The partnership is centered around the development of the Ocean Response Coastal Analysis System (ORCAS), a new sys-tem of automated oceanographic profilers and sensors that will monitor biological, physical, chemical, and optical parameters within the ocean, in three-dimensional space, over time. The profilers are designed to determine how the coastal environment responds to environmental events such as harmful algal blooms, low oxygen, and storms, among others.

“The partners are very excited about this project. It represents a unique opportunity to make a quantum leap in our ability to observe the coastal ocean while simultaneously transitioning research discoveries into commercial products with broad application,” said Donaghay.
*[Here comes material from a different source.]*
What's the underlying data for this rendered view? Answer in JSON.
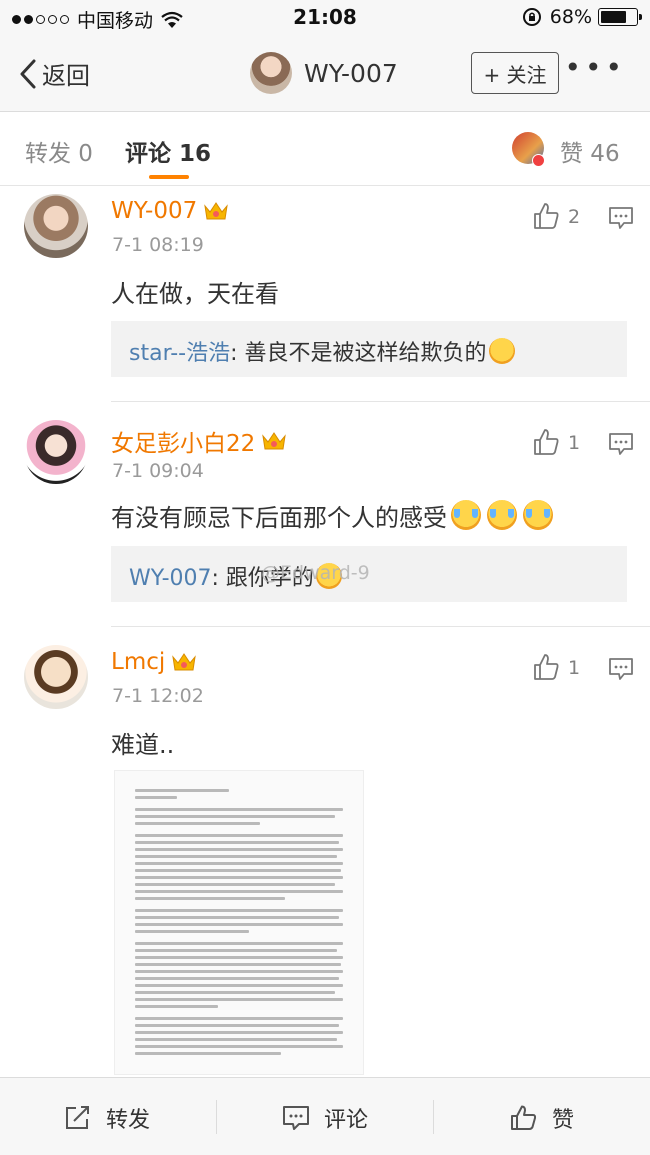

“We’re extremely proud of the work of these scientists.  Their efforts to provide the sophisticated tools needed to monitor our coastal waters are crucial to enhancing our under-standing of both the human and natural impacts on this precious environment,” said URI President Robert L. Carothers.  “This partnership award is also just one more example of how URI’s Graduate School of Oceanography and the Ocean Technology Center are at the forefront, bridging the gap between scientific endeavors and creating rich economic development opportunities.”

A key component of the profiler design is a novel underwater winch that was developed by Donaghay with funding from the URI Ocean Technology Center (URI-OTC) and the Navy.  
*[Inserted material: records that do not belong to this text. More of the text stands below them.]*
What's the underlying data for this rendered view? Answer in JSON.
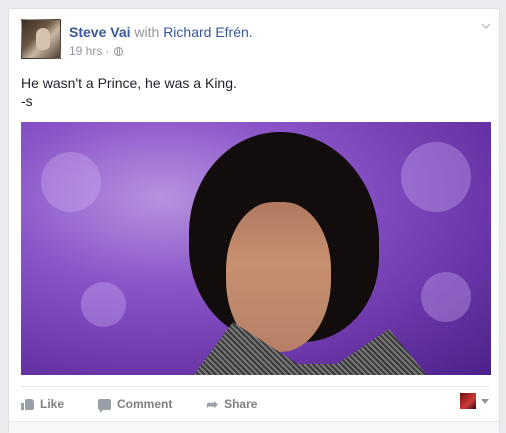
{
  "post": {
    "author": "Steve Vai",
    "with_word": " with ",
    "tagged": "Richard Efrén.",
    "time": "19 hrs",
    "time_sep": "·",
    "text_line1": "He wasn't a Prince, he was a King.",
    "text_line2": "-s"
  },
  "actions": {
    "like": "Like",
    "comment": "Comment",
    "share": "Share"
  },
  "icons": {
    "menu": "chevron-down-icon",
    "privacy": "globe-icon"
  }
}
One of the commercial partners, SubChem Systems Inc., of Jamestown, R.I., will receive $600,000 to apply a new submersible technology that allows nutrients to be measured in real time at higher spatial resolution and lower concentrations than is currently possible. SubChem Systems is a small environmental company that was founded in 1996 by GSO Marine Research Scientist, Alfred K. Hanson.

The other commercial partner is WET Labs, Inc., of Philomath, Ore. WET Labs will develop the next generation of underwater optical systems. These systems will have sufficient on-board computer power to control the profilers and process the data in real time. The federal partners, who will be involved in the design and evaluation of the systems, include the Naval Research Laboratory and the Naval Meteorology and Oceanography Command, both in Stennis Space Center, Miss.; and the U.S. Environmental Protection Agency in Gulf Breeze, Fla. All the partners are contributing internal matching funds, raising the total level of research funding to $4.4 million.  In the first year of the grant, field-testing will take place in Narragansett Bay. Subsequent field-testing is planned in concert with the federal partners in the Gulf of Mexico.

At the close of the three-year grant period, the partners anticipate that the new profiling technology will aid in the development of early warning capabilities and predictive models for episodic events in the marine environment that could be used by federal, state and local agencies.

        [Home]     [Technology]    [Services]   [Company Info]  [News]

    Information: Hanson@subchem.com
    Copyright © 1998 SubChem Sensor Systems, Inc.
     Last modified: May 25, 2016